The Great Blondin.
Can you imagine a tightrope stretched over a quarter of a mile and spanning the breadth of Niagara Falls? The thundering sound of the pounding water drowning out all other sounds as you watch a man step onto the rope and walk across!
This stunning feat made Charles Blondin famous in the summer of 1859. He walked 160 feet above the falls several times back and forth between Canada and the United States as huge crowds on both sides looked on with shock and awe. Once he crossed in a sack, once on stilts, another time on a bicycle, and once he even carried a stove and cooked an omelet!
On July 15, Blondin walked backward across the tightrope to Canada and returned pushing a wheelbarrow.
The Blondin story is told that it was after pushing a wheelbarrow across while blindfolded that Blondin asked for some audience participation. The crowds had watched and “Ooooohed” and “Aaaaahed!” He had proven that he could do it; of that, there was no doubt. But now he was asking for a volunteer to get into the wheelbarrow and take a ride across the Falls with him!
It is said that he asked his audience, “Do you believe I can carry a person across in this wheelbarrow?” Of course the crowd shouted that yes, they believed!

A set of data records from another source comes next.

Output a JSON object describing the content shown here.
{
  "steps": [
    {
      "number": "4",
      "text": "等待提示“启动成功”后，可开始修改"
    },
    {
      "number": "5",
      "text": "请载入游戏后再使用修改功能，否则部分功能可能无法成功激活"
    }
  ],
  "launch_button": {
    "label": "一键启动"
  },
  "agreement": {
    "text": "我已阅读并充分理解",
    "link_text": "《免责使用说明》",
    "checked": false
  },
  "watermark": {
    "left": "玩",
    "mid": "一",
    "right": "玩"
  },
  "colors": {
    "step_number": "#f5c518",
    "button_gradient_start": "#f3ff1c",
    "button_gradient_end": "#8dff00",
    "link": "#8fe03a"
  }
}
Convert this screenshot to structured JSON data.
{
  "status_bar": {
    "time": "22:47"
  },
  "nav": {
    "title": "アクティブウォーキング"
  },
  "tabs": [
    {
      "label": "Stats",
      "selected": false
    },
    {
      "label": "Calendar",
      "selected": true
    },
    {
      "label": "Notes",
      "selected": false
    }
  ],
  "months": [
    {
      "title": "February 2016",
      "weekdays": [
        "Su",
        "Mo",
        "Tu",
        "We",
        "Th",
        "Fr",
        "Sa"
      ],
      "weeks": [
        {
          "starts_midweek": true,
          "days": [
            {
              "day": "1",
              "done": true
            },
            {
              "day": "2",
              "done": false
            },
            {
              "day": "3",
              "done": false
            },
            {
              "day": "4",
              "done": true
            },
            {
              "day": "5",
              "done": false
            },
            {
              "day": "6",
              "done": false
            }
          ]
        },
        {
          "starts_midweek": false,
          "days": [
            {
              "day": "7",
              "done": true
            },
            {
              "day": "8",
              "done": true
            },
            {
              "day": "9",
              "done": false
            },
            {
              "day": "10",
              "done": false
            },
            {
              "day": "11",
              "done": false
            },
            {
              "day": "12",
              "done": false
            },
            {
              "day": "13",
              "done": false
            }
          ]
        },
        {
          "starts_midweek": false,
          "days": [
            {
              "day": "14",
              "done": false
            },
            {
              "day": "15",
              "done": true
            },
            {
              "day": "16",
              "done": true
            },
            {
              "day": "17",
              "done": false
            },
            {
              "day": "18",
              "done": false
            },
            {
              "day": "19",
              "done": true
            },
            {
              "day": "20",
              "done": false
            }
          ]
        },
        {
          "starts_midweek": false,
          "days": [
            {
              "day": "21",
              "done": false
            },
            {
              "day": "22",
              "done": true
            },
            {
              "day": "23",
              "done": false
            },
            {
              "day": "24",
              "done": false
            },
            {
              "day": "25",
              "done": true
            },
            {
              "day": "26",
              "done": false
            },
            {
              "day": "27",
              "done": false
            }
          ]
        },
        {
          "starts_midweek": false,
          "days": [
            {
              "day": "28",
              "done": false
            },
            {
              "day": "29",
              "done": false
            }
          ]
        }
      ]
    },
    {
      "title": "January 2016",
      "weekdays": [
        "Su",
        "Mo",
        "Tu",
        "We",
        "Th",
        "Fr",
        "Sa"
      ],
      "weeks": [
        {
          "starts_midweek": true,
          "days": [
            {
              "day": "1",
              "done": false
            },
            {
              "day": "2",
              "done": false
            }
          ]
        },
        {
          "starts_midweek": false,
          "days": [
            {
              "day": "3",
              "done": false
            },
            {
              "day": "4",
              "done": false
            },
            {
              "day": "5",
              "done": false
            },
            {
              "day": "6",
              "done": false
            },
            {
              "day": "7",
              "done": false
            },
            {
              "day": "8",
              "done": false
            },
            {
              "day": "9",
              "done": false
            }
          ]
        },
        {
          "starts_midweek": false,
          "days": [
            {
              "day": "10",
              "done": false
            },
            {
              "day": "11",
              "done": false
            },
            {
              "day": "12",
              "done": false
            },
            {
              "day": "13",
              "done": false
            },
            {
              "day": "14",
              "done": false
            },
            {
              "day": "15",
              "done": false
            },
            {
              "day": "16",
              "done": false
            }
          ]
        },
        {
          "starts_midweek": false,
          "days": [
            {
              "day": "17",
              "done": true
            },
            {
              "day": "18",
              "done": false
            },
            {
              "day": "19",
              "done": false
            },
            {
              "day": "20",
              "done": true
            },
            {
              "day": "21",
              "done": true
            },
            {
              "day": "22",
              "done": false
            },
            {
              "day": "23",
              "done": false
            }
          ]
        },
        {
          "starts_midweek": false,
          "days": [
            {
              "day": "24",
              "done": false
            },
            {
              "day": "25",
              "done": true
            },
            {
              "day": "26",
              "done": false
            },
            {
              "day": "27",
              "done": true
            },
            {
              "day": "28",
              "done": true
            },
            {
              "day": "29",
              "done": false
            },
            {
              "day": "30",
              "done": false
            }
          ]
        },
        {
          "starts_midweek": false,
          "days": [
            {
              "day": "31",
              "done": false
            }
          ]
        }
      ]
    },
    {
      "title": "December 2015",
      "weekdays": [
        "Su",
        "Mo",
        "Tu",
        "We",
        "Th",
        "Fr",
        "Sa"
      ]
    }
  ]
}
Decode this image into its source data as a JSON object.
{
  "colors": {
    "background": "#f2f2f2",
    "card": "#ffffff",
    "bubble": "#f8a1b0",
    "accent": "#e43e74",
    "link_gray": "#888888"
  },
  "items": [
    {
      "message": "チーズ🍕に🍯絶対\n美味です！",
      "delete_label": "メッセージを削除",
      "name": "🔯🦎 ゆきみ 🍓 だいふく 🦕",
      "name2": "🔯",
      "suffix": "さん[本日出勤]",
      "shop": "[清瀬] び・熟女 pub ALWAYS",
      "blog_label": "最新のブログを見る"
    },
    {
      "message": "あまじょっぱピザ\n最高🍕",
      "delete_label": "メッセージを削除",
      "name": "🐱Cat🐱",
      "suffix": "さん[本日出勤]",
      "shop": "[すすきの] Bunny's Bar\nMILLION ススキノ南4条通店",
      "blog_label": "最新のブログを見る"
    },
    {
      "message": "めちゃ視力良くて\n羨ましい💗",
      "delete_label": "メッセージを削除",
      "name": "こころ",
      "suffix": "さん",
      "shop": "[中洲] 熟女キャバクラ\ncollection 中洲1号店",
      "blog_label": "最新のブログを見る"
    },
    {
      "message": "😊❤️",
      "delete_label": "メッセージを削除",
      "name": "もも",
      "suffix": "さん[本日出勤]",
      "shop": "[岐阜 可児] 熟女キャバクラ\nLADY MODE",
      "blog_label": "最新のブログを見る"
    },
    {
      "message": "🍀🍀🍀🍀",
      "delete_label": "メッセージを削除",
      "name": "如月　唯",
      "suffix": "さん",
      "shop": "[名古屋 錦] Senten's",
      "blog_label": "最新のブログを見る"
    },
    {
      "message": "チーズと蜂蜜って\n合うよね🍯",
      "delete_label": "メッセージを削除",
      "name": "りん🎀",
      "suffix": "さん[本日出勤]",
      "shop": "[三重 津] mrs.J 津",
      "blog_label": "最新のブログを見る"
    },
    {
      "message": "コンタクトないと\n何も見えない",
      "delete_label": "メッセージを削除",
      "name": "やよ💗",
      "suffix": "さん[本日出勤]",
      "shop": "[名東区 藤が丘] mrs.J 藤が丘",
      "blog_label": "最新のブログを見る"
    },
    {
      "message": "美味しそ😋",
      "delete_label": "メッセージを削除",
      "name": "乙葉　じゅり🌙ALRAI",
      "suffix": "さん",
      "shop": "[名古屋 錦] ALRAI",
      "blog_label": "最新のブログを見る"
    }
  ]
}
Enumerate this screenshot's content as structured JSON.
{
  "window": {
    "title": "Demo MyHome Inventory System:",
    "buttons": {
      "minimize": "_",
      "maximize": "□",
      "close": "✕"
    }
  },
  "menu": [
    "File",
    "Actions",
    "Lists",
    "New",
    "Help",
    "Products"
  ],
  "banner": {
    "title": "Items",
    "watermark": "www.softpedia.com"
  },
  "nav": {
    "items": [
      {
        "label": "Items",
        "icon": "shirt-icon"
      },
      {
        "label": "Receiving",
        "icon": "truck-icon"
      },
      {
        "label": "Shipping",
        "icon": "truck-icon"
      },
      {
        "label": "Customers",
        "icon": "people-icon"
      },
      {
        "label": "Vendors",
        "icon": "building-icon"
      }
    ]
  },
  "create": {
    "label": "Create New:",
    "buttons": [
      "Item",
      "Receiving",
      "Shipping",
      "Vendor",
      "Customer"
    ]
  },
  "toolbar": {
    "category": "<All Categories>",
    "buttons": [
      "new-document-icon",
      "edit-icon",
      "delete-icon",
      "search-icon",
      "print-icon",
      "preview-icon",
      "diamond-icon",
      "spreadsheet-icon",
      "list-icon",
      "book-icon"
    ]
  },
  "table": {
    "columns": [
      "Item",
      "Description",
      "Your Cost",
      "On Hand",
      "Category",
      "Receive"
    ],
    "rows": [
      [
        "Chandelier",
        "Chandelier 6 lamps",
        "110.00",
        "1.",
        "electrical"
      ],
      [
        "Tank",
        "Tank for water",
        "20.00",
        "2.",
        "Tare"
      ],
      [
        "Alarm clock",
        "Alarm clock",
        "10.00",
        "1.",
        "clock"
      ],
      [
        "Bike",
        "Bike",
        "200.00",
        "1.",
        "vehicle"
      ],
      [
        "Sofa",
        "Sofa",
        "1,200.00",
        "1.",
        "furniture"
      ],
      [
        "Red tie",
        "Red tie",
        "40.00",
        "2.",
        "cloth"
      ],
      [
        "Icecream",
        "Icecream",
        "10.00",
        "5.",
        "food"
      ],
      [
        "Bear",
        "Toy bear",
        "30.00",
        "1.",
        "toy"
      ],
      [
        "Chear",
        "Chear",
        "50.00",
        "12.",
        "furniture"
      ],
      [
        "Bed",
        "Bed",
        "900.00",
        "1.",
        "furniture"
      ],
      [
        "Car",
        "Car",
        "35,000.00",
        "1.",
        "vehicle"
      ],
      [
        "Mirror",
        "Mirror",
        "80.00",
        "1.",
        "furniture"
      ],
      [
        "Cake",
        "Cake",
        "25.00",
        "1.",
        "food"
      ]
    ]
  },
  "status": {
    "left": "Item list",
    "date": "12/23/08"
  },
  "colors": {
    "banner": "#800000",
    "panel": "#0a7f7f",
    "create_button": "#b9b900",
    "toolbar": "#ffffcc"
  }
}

It was then that Blondin posed the question – “Who will get in the wheelbarrow?’
Of course…none did.
Get in the wheelbarrow Bill!
God, I believe that you are inviting me and all people to trust in your incredible force of love, not just for a heaven after we die, but for this life now. Change me, O God, into one who is not afraid to get into the wheelbarrow. Who is not afraid to let go, surrender to, and trust in something greater than my small self. Letting go, not to a God who is intending me harm, but to a love that is desiring my greatest good and inviting me to the exhilarating adventure of radical trust and outrageous openness.
The rest of the story:
Later in August of 1859, his friend and manager, Harry Colcord, did ride on Blondin’s back across the Falls. On August 17th, Colcord was strapped to Blondin’s back, and the pair set off across the tightrope. As they reached the halfway point – the most dangerous section of the rope – Blondin said to his friend, “Harry, you are no longer Colcord; you are Blondin. Until I clear this place be a part of me – mind, body, and soul. If I sway, sway with me. Do not attempt to do any balancing yourself. If you do we shall both go down to our death.” Harry trusted his wiser, more experienced friend, and carefully the Great Blondin continued along until at long last the pair reached the other side, safe and sound.
And even in that phrase I hear such a beautiful invitation of God saying to me, “You are mine. I am yours. We are one. And all shall be well as you learn to sway with me and not do all the balancing yourself.”